Task goal: The whole listing, from first line to last: copy it exactly.

^^^^

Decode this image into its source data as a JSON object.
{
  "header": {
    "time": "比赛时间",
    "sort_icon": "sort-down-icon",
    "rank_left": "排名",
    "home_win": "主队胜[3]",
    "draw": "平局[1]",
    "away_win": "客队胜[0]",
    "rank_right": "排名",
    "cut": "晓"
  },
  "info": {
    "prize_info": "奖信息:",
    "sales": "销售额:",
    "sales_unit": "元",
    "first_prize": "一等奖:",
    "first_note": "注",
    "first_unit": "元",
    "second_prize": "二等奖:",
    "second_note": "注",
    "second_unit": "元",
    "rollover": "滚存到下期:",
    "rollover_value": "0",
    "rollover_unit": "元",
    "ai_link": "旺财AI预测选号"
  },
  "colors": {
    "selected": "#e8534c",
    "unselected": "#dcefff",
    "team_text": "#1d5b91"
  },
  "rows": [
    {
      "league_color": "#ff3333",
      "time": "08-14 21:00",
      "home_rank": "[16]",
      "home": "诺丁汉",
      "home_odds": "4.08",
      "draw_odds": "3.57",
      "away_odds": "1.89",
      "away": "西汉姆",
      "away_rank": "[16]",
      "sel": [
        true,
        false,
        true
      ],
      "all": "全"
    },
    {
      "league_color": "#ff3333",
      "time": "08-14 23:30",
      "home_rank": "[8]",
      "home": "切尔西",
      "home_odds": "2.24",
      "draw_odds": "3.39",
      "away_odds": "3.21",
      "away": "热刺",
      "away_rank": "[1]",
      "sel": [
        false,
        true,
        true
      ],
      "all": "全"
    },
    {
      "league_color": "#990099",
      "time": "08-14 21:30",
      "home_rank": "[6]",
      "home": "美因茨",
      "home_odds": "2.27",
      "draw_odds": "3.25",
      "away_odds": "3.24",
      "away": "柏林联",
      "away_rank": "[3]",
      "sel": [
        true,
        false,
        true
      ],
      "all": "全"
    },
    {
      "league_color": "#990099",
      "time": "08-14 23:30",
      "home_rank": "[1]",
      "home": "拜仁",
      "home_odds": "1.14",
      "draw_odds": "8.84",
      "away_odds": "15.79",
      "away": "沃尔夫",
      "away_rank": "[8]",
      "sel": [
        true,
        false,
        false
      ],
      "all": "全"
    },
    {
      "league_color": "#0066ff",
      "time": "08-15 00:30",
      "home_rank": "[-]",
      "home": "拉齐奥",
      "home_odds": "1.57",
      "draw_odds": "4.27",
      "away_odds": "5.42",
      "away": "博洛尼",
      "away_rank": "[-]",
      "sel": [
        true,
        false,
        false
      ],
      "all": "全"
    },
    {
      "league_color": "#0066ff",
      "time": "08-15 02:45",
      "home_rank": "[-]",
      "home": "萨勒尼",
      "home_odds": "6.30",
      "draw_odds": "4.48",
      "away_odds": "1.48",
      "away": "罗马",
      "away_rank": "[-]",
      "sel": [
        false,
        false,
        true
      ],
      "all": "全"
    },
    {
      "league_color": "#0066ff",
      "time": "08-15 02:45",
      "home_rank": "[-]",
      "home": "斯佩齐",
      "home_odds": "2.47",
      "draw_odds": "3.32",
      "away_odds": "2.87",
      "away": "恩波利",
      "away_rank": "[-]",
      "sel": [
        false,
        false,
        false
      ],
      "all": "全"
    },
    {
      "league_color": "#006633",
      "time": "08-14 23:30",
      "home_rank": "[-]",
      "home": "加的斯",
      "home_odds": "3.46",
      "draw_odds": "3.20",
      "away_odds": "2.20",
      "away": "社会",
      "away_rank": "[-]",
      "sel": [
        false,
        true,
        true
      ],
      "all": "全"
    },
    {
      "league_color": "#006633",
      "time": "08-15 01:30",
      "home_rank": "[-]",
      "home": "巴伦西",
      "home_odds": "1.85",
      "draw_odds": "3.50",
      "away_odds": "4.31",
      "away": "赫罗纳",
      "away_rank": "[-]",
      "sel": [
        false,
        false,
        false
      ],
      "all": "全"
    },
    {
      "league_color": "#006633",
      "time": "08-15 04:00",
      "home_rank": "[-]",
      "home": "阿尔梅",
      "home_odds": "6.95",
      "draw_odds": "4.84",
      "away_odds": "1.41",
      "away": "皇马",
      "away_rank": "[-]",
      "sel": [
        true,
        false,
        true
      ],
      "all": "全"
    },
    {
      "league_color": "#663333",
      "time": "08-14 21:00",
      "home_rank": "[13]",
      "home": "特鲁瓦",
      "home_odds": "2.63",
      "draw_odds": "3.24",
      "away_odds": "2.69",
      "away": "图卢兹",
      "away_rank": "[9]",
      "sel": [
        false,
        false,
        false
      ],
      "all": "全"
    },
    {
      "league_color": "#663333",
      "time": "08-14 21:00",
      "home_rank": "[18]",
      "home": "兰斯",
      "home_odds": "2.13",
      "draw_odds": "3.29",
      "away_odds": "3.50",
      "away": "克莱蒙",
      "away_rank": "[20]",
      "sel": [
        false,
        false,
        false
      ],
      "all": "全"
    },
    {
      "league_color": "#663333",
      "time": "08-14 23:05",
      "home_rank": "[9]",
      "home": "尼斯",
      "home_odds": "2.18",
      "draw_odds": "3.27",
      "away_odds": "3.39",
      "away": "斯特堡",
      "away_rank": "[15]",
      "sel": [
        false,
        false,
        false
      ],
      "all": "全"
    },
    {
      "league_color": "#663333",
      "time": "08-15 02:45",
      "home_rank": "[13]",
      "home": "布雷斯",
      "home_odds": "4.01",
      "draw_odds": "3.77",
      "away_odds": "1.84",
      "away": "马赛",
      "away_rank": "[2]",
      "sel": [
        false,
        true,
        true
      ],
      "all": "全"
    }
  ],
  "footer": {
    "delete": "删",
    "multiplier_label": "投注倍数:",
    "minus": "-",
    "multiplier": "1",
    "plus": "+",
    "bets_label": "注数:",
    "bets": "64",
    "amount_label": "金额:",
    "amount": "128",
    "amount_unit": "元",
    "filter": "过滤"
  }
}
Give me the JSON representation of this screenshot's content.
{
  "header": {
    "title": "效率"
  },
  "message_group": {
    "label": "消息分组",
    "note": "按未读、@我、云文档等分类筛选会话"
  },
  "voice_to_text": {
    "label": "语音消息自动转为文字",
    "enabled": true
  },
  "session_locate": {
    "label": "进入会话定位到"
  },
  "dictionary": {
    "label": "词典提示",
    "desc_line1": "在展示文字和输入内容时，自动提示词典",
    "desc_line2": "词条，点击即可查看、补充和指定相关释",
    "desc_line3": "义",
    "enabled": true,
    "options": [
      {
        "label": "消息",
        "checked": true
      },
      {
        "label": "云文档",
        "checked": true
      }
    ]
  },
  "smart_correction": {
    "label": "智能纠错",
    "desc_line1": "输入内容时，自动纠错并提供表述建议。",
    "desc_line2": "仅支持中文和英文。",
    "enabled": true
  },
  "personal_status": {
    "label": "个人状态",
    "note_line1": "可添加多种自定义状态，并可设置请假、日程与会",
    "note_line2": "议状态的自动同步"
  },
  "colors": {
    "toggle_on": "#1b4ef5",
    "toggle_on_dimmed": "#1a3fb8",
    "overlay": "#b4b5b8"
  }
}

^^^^

Solved problem:
Decode this image into its source data as a JSON object.
{
  "header": {
    "time": "比赛时间",
    "sort_icon": "sort-down-icon",
    "rank_left": "排名",
    "home_win": "主队胜[3]",
    "draw": "平局[1]",
    "away_win": "客队胜[0]",
    "rank_right": "排名",
    "cut": "晓"
  },
  "info": {
    "prize_info": "奖信息:",
    "sales": "销售额:",
    "sales_unit": "元",
    "first_prize": "一等奖:",
    "first_note": "注",
    "first_unit": "元",
    "second_prize": "二等奖:",
    "second_note": "注",
    "second_unit": "元",
    "rollover": "滚存到下期:",
    "rollover_value": "0",
    "rollover_unit": "元",
    "ai_link": "旺财AI预测选号"
  },
  "colors": {
    "selected": "#e8534c",
    "unselected": "#dcefff",
    "team_text": "#1d5b91"
  },
  "rows": [
    {
      "league_color": "#ff3333",
      "time": "08-14 21:00",
      "home_rank": "[16]",
      "home": "诺丁汉",
      "home_odds": "4.08",
      "draw_odds": "3.57",
      "away_odds": "1.89",
      "away": "西汉姆",
      "away_rank": "[16]",
      "sel": [
        true,
        false,
        true
      ],
      "all": "全"
    },
    {
      "league_color": "#ff3333",
      "time": "08-14 23:30",
      "home_rank": "[8]",
      "home": "切尔西",
      "home_odds": "2.24",
      "draw_odds": "3.39",
      "away_odds": "3.21",
      "away": "热刺",
      "away_rank": "[1]",
      "sel": [
        false,
        true,
        true
      ],
      "all": "全"
    },
    {
      "league_color": "#990099",
      "time": "08-14 21:30",
      "home_rank": "[6]",
      "home": "美因茨",
      "home_odds": "2.27",
      "draw_odds": "3.25",
      "away_odds": "3.24",
      "away": "柏林联",
      "away_rank": "[3]",
      "sel": [
        true,
        false,
        true
      ],
      "all": "全"
    },
    {
      "league_color": "#990099",
      "time": "08-14 23:30",
      "home_rank": "[1]",
      "home": "拜仁",
      "home_odds": "1.14",
      "draw_odds": "8.84",
      "away_odds": "15.79",
      "away": "沃尔夫",
      "away_rank": "[8]",
      "sel": [
        true,
        false,
        false
      ],
      "all": "全"
    },
    {
      "league_color": "#0066ff",
      "time": "08-15 00:30",
      "home_rank": "[-]",
      "home": "拉齐奥",
      "home_odds": "1.57",
      "draw_odds": "4.27",
      "away_odds": "5.42",
      "away": "博洛尼",
      "away_rank": "[-]",
      "sel": [
        true,
        false,
        false
      ],
      "all": "全"
    },
    {
      "league_color": "#0066ff",
      "time": "08-15 02:45",
      "home_rank": "[-]",
      "home": "萨勒尼",
      "home_odds": "6.30",
      "draw_odds": "4.48",
      "away_odds": "1.48",
      "away": "罗马",
      "away_rank": "[-]",
      "sel": [
        false,
        false,
        true
      ],
      "all": "全"
    },
    {
      "league_color": "#0066ff",
      "time": "08-15 02:45",
      "home_rank": "[-]",
      "home": "斯佩齐",
      "home_odds": "2.47",
      "draw_odds": "3.32",
      "away_odds": "2.87",
      "away": "恩波利",
      "away_rank": "[-]",
      "sel": [
        false,
        false,
        false
      ],
      "all": "全"
    },
    {
      "league_color": "#006633",
      "time": "08-14 23:30",
      "home_rank": "[-]",
      "home": "加的斯",
      "home_odds": "3.46",
      "draw_odds": "3.20",
      "away_odds": "2.20",
      "away": "社会",
      "away_rank": "[-]",
      "sel": [
        false,
        true,
        true
      ],
      "all": "全"
    },
    {
      "league_color": "#006633",
      "time": "08-15 01:30",
      "home_rank": "[-]",
      "home": "巴伦西",
      "home_odds": "1.85",
      "draw_odds": "3.50",
      "away_odds": "4.31",
      "away": "赫罗纳",
      "away_rank": "[-]",
      "sel": [
        false,
        false,
        false
      ],
      "all": "全"
    },
    {
      "league_color": "#006633",
      "time": "08-15 04:00",
      "home_rank": "[-]",
      "home": "阿尔梅",
      "home_odds": "6.95",
      "draw_odds": "4.84",
      "away_odds": "1.41",
      "away": "皇马",
      "away_rank": "[-]",
      "sel": [
        true,
        false,
        true
      ],
      "all": "全"
    },
    {
      "league_color": "#663333",
      "time": "08-14 21:00",
      "home_rank": "[13]",
      "home": "特鲁瓦",
      "home_odds": "2.63",
      "draw_odds": "3.24",
      "away_odds": "2.69",
      "away": "图卢兹",
      "away_rank": "[9]",
      "sel": [
        false,
        false,
        false
      ],
      "all": "全"
    },
    {
      "league_color": "#663333",
      "time": "08-14 21:00",
      "home_rank": "[18]",
      "home": "兰斯",
      "home_odds": "2.13",
      "draw_odds": "3.29",
      "away_odds": "3.50",
      "away": "克莱蒙",
      "away_rank": "[20]",
      "sel": [
        false,
        false,
        false
      ],
      "all": "全"
    },
    {
      "league_color": "#663333",
      "time": "08-14 23:05",
      "home_rank": "[9]",
      "home": "尼斯",
      "home_odds": "2.18",
      "draw_odds": "3.27",
      "away_odds": "3.39",
      "away": "斯特堡",
      "away_rank": "[15]",
      "sel": [
        false,
        false,
        false
      ],
      "all": "全"
    },
    {
      "league_color": "#663333",
      "time": "08-15 02:45",
      "home_rank": "[13]",
      "home": "布雷斯",
      "home_odds": "4.01",
      "draw_odds": "3.77",
      "away_odds": "1.84",
      "away": "马赛",
      "away_rank": "[2]",
      "sel": [
        false,
        true,
        true
      ],
      "all": "全"
    }
  ],
  "footer": {
    "delete": "删",
    "multiplier_label": "投注倍数:",
    "minus": "-",
    "multiplier": "1",
    "plus": "+",
    "bets_label": "注数:",
    "bets": "64",
    "amount_label": "金额:",
    "amount": "128",
    "amount_unit": "元",
    "filter": "过滤"
  }
}
Give me the JSON representation of this screenshot's content.
{
  "header": {
    "title": "效率"
  },
  "message_group": {
    "label": "消息分组",
    "note": "按未读、@我、云文档等分类筛选会话"
  },
  "voice_to_text": {
    "label": "语音消息自动转为文字",
    "enabled": true
  },
  "session_locate": {
    "label": "进入会话定位到"
  },
  "dictionary": {
    "label": "词典提示",
    "desc_line1": "在展示文字和输入内容时，自动提示词典",
    "desc_line2": "词条，点击即可查看、补充和指定相关释",
    "desc_line3": "义",
    "enabled": true,
    "options": [
      {
        "label": "消息",
        "checked": true
      },
      {
        "label": "云文档",
        "checked": true
      }
    ]
  },
  "smart_correction": {
    "label": "智能纠错",
    "desc_line1": "输入内容时，自动纠错并提供表述建议。",
    "desc_line2": "仅支持中文和英文。",
    "enabled": true
  },
  "personal_status": {
    "label": "个人状态",
    "note_line1": "可添加多种自定义状态，并可设置请假、日程与会",
    "note_line2": "议状态的自动同步"
  },
  "colors": {
    "toggle_on": "#1b4ef5",
    "toggle_on_dimmed": "#1a3fb8",
    "overlay": "#b4b5b8"
  }
}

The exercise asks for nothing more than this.